“In the spring of 2020, the utility industry argued before this committee, as well as other committees and agencies, that a federal mandatory shutdown[-]a moratorium was not needed because a patchwork of state and local moratoriums had already begun to take shape,” the Democratic lawmakers said in the letters.

Among other things, lawmakers asked utilities to outline their plans to meet the needs of their “most vulnerable” customers and provide an assessment of energy assistance needs in their service territories and whether expiration of the expansion of the child tax credit at the end of last year could lead to more blockages.

Senate Democrats in the fall of 2020 took a similar look how utilities dealt with the financial challenges that some of their customers were facing during the pandemic.

Over the past two years, Dominion has helped customers in a number of ways, including working with stakeholders to provide over $200 million in arrears; suspend disconnections for non-payment, first voluntarily, then in accordance with state orders; increase business financing Energy Sharing heating and cooling assistance program; and connecting customers to other energy assistance programs, such as the Low-Income Household Energy Assistance Program, Dominion spokesman Ryan Frazier said in an email.

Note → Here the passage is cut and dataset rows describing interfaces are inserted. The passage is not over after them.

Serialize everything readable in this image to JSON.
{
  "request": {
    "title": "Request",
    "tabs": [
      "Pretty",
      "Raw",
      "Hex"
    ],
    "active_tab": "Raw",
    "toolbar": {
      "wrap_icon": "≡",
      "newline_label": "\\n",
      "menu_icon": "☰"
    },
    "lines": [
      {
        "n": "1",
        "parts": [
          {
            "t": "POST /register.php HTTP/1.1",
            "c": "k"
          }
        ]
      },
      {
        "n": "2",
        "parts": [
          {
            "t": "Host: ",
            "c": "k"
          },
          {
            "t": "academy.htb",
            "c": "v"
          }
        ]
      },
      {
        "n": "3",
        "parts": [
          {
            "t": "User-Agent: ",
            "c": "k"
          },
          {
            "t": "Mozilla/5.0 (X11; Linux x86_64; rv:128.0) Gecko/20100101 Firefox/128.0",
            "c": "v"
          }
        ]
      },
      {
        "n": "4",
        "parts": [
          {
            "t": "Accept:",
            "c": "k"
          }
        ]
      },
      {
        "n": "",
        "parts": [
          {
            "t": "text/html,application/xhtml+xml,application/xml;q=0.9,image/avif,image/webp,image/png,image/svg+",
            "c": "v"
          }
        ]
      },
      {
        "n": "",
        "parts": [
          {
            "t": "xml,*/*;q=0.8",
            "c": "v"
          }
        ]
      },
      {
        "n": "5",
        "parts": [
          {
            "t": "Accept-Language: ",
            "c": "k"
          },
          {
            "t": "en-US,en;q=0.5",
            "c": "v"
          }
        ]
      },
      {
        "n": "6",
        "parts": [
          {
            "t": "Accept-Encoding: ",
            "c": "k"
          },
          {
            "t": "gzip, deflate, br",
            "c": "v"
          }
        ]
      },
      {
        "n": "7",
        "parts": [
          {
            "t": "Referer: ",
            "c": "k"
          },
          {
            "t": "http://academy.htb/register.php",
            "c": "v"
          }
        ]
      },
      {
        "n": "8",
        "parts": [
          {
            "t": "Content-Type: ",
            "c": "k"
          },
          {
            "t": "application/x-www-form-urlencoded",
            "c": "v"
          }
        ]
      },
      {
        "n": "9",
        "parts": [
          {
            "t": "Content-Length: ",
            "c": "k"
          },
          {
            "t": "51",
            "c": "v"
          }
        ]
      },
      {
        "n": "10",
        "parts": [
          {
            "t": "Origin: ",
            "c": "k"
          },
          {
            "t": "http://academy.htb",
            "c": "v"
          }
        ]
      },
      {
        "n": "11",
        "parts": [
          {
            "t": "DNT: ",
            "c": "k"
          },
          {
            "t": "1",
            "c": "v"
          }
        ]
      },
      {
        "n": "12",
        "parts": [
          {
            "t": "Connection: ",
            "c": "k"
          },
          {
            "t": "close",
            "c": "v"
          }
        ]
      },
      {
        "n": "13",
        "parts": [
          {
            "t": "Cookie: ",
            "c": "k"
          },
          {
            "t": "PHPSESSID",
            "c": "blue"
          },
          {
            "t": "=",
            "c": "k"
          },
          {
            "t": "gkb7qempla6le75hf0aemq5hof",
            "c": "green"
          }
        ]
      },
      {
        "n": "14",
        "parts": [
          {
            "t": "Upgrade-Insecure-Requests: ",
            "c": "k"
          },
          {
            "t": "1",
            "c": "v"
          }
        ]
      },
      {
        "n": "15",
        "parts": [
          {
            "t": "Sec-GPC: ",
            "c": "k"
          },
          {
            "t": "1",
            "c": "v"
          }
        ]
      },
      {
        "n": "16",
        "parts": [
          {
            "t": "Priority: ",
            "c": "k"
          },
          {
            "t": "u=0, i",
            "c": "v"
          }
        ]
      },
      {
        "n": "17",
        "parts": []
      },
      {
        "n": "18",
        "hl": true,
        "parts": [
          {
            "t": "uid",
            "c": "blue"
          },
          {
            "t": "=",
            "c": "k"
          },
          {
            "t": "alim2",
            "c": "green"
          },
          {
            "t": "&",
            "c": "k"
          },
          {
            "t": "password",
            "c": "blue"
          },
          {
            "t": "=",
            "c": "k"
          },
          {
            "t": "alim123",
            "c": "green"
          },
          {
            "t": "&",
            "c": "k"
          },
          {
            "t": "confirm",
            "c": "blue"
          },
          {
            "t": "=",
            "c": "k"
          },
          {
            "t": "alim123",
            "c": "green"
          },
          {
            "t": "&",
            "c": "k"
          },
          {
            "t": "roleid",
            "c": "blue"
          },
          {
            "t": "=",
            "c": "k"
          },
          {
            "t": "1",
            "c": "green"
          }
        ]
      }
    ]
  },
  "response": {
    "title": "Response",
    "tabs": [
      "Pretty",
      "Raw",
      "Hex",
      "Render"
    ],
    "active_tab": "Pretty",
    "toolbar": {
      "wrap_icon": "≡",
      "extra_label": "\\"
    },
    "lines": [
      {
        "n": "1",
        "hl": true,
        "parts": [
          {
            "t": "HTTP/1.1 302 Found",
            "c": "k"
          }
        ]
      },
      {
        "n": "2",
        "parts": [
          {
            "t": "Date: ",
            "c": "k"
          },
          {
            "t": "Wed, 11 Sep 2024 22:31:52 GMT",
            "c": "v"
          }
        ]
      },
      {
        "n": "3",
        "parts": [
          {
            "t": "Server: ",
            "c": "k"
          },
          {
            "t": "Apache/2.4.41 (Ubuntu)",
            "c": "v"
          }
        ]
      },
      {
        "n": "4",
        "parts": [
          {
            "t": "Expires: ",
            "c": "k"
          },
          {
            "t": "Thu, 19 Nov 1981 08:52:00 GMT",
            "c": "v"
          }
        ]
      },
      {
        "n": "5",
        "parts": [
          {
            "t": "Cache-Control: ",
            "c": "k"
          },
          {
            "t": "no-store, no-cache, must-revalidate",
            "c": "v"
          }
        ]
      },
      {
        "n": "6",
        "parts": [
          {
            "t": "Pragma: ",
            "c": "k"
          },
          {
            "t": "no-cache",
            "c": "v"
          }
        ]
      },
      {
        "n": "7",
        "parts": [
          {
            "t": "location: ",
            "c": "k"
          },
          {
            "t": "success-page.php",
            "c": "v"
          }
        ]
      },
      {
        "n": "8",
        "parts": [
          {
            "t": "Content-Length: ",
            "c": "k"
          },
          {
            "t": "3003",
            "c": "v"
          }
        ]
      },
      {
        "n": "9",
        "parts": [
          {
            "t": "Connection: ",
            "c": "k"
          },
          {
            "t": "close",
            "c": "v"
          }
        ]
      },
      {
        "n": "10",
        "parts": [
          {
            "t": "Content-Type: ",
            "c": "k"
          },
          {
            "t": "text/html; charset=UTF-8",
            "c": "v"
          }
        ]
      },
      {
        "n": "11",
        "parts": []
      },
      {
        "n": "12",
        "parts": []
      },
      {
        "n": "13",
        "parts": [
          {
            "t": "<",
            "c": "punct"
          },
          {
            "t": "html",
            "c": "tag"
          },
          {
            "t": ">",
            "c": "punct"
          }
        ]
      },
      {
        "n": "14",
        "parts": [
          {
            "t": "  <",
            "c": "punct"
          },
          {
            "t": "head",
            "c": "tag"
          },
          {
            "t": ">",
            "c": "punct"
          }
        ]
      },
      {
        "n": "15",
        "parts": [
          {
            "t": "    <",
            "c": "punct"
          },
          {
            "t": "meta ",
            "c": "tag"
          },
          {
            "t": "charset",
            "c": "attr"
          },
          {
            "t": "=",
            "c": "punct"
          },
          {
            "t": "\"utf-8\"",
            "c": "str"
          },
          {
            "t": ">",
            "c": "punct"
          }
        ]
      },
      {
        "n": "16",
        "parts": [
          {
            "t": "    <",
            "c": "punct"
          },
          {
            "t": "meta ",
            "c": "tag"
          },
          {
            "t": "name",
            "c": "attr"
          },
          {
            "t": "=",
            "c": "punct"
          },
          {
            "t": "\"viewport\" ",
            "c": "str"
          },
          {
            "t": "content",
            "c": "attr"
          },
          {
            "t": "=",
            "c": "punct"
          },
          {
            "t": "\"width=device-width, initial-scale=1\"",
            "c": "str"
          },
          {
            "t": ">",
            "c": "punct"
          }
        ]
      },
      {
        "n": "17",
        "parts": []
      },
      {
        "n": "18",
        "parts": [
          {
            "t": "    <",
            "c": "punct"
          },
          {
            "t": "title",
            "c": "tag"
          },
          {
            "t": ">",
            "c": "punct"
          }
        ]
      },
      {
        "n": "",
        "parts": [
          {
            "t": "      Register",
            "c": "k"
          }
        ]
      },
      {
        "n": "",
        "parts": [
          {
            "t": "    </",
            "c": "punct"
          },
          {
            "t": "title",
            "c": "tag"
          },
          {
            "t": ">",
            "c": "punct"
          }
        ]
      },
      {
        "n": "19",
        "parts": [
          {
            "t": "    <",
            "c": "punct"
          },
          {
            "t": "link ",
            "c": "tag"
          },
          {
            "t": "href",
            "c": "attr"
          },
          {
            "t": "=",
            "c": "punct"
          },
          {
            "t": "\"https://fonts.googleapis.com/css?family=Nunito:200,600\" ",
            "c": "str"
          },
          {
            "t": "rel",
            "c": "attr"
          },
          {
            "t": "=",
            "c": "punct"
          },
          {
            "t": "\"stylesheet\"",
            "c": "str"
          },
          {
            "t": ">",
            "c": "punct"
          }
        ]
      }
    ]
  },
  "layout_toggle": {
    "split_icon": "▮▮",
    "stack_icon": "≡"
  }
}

Exelon utilities have taken various measures during the COVID-19 pandemic to support their customers, such as connecting more than 650,000 customers to $430 million in energy assistance last year, according to Nicholas Alexopulos, a company spokesperson.

“Our utilities have suspended terminations prior to state terms,” ​​Alexopulos said in an email. “At the height of the pandemic – when a financial safety net was vital for our most vulnerable residential customers – we also increased flexible payment plan options and reconnect service for those whose electricity had already run out. been interrupted.”

Duke prepares to respond to the committee, Keith Richardson, a spokesperson for the company, said. Other utilities involved in the panel’s investigation did not respond to requests for comment.

Editor’s note: We’ve updated the story to include comments from Exelon. Also, a previous version of this story got it wrong in its description of state shutdown bans. Wyoming has not banned utility cuts.